We want to enable a form of coarse-grained ordering and then utilise fine-grained auction mechanisms (potentially driven by MEV projections - this is a fine discussion) in order to reduce a single proposer’s monopoly on txn inclusion and drive better time-scales for eventual inclusion (hopefully linked to network latency and also in the process, avoid some of the complexities associated with Themis). The core idea, proposed in Duality’s Multiplicity blog post, relies on a modification to any leader-based consensus protocol for sequencers - and allow the leader to collect all orders from consensus nodes and subject them to a fair aggregation protocol (and a proof of correctness): this could be the leader choosing to include a certain number of txn bundles from sequencer signed bundles - and other nodes determining the validity of the leader’s construction and choosing to accept/reject accordingly.

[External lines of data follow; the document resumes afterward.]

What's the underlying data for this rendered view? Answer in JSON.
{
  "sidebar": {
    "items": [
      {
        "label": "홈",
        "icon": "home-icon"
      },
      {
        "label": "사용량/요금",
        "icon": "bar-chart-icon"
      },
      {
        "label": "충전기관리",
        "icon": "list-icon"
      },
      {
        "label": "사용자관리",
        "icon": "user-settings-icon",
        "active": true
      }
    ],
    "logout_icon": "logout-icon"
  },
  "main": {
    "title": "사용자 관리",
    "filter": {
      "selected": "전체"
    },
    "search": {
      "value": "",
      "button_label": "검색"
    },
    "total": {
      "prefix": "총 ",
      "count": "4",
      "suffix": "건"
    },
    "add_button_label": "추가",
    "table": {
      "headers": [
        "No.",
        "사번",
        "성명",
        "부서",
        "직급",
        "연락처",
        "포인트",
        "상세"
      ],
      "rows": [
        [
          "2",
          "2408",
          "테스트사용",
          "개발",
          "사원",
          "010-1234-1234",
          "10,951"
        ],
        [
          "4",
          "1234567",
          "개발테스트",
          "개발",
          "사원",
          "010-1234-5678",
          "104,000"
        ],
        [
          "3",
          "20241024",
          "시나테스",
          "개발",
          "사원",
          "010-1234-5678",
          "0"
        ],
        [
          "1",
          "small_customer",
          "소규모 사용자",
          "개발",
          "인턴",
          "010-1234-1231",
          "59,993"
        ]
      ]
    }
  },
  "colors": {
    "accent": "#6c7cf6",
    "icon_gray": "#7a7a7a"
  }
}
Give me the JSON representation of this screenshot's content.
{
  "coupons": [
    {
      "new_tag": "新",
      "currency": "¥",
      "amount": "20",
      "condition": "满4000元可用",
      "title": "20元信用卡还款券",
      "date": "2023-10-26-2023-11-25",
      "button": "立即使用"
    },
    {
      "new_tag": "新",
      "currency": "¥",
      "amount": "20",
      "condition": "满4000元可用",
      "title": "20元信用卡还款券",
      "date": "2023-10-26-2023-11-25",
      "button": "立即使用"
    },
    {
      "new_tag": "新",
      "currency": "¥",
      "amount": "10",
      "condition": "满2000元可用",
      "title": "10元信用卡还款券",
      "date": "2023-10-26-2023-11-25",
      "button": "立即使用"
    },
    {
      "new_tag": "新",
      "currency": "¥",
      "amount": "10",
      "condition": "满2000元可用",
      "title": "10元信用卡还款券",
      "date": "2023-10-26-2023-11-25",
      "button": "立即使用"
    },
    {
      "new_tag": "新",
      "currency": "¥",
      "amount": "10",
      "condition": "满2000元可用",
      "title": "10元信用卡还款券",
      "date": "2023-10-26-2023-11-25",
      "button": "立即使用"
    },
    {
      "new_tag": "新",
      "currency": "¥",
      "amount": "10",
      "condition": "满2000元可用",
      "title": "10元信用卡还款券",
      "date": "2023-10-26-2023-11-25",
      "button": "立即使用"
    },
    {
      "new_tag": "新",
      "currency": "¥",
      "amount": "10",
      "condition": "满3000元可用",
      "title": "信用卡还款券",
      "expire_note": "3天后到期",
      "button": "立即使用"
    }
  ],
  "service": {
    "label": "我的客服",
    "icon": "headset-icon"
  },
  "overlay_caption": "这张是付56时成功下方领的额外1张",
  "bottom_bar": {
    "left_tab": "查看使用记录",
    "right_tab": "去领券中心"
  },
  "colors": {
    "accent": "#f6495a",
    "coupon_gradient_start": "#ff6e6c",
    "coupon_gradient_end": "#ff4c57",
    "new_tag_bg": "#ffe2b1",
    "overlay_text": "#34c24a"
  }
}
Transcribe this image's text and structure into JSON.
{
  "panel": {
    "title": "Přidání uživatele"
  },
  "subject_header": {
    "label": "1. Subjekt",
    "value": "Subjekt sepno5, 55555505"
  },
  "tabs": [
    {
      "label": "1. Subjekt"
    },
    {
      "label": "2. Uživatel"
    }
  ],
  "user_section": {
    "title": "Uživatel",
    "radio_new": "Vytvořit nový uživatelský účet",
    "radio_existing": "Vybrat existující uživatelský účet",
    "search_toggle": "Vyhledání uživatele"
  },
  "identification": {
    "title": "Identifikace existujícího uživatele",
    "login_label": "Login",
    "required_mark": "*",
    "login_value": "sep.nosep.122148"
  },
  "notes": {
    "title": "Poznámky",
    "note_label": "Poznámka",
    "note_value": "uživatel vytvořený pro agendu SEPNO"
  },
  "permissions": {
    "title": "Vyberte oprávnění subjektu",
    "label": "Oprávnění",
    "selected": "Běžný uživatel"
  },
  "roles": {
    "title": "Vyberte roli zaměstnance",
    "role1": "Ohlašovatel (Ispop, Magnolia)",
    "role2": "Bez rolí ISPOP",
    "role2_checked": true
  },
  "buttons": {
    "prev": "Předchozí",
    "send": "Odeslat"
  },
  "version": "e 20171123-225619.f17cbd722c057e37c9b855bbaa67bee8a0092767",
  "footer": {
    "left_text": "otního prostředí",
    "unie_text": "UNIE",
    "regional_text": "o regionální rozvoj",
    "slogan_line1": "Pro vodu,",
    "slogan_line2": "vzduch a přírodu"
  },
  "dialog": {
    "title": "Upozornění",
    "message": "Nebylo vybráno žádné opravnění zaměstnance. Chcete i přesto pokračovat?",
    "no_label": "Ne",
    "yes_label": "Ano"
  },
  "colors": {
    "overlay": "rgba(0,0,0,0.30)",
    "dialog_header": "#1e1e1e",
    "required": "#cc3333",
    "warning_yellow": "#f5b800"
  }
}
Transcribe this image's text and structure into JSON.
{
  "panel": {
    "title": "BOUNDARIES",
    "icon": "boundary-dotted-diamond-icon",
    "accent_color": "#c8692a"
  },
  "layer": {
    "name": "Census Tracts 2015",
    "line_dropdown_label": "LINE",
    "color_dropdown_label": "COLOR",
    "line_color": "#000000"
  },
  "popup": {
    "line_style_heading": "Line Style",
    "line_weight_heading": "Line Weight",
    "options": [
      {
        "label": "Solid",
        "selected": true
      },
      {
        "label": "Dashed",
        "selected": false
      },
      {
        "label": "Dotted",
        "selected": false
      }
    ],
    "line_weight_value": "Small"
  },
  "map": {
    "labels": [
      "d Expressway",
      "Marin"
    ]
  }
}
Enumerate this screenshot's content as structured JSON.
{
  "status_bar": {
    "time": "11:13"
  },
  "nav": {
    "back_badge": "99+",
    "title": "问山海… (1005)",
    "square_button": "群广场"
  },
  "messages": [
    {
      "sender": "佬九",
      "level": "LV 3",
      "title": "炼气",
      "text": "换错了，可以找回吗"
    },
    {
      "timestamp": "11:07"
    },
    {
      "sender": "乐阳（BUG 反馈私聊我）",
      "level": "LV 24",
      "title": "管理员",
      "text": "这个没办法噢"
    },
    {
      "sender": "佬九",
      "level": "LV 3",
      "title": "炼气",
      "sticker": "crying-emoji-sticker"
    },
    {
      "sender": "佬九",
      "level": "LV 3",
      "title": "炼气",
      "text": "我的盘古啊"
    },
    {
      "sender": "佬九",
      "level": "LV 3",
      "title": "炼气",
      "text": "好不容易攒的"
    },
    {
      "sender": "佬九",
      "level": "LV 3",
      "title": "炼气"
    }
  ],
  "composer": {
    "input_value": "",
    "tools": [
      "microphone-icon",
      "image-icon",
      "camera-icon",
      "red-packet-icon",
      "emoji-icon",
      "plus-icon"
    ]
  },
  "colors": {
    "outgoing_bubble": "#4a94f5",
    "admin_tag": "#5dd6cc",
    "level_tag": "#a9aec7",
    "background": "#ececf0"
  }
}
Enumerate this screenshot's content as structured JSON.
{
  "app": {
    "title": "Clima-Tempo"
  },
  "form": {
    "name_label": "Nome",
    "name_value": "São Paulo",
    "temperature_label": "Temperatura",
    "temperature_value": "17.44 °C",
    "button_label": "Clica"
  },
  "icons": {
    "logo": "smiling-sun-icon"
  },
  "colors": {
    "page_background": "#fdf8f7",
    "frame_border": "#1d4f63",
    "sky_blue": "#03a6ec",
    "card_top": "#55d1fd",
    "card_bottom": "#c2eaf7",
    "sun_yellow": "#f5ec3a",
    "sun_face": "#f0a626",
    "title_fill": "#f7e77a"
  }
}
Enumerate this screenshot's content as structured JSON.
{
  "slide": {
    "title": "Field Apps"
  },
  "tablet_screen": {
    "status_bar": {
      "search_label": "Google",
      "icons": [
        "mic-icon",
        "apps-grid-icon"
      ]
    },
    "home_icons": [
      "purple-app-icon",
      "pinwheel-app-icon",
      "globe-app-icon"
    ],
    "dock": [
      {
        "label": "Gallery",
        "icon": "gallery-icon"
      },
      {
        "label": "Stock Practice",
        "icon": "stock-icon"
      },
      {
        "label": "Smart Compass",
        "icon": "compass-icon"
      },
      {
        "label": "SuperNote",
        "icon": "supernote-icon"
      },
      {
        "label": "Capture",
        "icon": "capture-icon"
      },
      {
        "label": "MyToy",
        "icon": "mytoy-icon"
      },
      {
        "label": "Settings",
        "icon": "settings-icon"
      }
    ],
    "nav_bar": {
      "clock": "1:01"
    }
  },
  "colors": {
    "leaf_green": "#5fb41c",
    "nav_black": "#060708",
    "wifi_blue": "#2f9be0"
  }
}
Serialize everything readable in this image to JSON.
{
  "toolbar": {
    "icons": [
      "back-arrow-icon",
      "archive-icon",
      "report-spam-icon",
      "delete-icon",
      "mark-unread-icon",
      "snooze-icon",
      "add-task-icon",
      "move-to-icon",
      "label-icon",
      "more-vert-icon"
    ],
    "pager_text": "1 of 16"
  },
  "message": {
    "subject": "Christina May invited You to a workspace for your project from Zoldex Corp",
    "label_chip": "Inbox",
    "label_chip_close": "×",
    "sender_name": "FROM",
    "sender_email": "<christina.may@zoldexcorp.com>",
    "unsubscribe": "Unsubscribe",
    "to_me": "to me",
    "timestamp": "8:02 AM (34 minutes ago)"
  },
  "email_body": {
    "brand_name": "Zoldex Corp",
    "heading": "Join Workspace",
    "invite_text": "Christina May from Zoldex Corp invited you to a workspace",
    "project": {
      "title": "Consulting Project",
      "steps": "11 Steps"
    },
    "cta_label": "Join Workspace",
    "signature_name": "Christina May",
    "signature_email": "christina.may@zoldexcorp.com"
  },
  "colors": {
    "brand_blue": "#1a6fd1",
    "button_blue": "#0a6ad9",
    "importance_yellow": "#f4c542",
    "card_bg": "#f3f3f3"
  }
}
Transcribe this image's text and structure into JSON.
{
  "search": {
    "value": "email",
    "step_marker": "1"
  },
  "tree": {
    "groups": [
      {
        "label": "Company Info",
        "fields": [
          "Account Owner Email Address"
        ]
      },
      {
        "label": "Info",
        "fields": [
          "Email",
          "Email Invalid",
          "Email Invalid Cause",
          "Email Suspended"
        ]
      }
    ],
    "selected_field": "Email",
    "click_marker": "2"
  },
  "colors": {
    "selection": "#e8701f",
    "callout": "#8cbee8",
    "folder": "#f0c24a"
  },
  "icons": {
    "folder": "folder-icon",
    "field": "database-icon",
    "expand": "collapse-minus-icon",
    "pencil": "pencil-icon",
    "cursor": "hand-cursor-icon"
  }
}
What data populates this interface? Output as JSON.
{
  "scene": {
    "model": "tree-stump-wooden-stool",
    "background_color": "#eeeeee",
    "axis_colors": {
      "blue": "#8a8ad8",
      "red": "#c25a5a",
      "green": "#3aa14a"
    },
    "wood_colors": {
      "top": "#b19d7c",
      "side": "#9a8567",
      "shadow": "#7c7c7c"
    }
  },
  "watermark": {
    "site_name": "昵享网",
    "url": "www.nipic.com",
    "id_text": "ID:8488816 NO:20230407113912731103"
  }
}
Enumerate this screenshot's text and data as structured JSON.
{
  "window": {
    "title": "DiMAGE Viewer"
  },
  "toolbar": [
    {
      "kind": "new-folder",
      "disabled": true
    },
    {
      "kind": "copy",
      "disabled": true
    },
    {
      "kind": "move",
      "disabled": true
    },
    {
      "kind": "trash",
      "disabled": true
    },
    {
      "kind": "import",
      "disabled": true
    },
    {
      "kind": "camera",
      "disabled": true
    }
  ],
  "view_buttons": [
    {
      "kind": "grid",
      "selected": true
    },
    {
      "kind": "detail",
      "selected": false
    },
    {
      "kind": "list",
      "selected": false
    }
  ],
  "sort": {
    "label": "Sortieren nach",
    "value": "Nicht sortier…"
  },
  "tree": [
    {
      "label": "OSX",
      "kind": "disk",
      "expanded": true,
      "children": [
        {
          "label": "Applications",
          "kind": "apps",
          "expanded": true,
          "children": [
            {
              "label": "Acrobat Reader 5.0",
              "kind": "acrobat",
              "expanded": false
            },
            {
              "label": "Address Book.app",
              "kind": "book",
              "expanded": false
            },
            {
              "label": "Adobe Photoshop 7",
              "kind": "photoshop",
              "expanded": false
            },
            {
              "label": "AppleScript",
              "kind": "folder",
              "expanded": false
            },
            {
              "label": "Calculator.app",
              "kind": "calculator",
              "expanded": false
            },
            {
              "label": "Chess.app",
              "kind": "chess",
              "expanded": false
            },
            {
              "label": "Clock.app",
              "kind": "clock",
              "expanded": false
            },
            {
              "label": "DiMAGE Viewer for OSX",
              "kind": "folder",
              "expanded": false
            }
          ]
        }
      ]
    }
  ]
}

The number mentioned previously, could be stake-weighted, or more interestingly, linked to sequencer reputation or uptime (and maybe relying on Noir). The idea for the latter is essentially a proof of uptime/sequencer performance, which could be linked as a VDF taking the beacon chain state + number of bundles produced till date as input - credits to the Obol team as well as the delay tower proposal by the 0L team).
This might be a nice fit for an ecosystem with a small number of sequencers and also help with establishing a base towards including contributions from a larger pool of sequencers in a stake-independent dimension.
The last point I would like to highlight (even as part of the inclusion criteria) is getting feedback from the Aztec team and the broader community as it relates to sequencer-specific behaviour (on the network propagation/compute piece) - including other forms of ‘witnesses’ (via network telemetry and some efforts on the proof of bandwidth gadgets) in order to facilitate proper stakeholder behaviour if un-incentivized/not on the happy path for L2 epochs.
Hello all, to our knowledge everyone currently working on a proposal has posted… So we are doing a final call for proposals! Please respond to this comment within the next 48 hours if you’re currently working on something that has not yet been published on this forum. Otherwise the submission window will close. Discussions, feedback, etc., are all still highly valuable and very much appreciated.
Thank you to everyone who’s participated so far!
Following up here to confirm that the submission deadline has closed Thanks so much for to those who’ve submitted proposals. Note that there’s still plenty of debate, feedback, and discussion to be had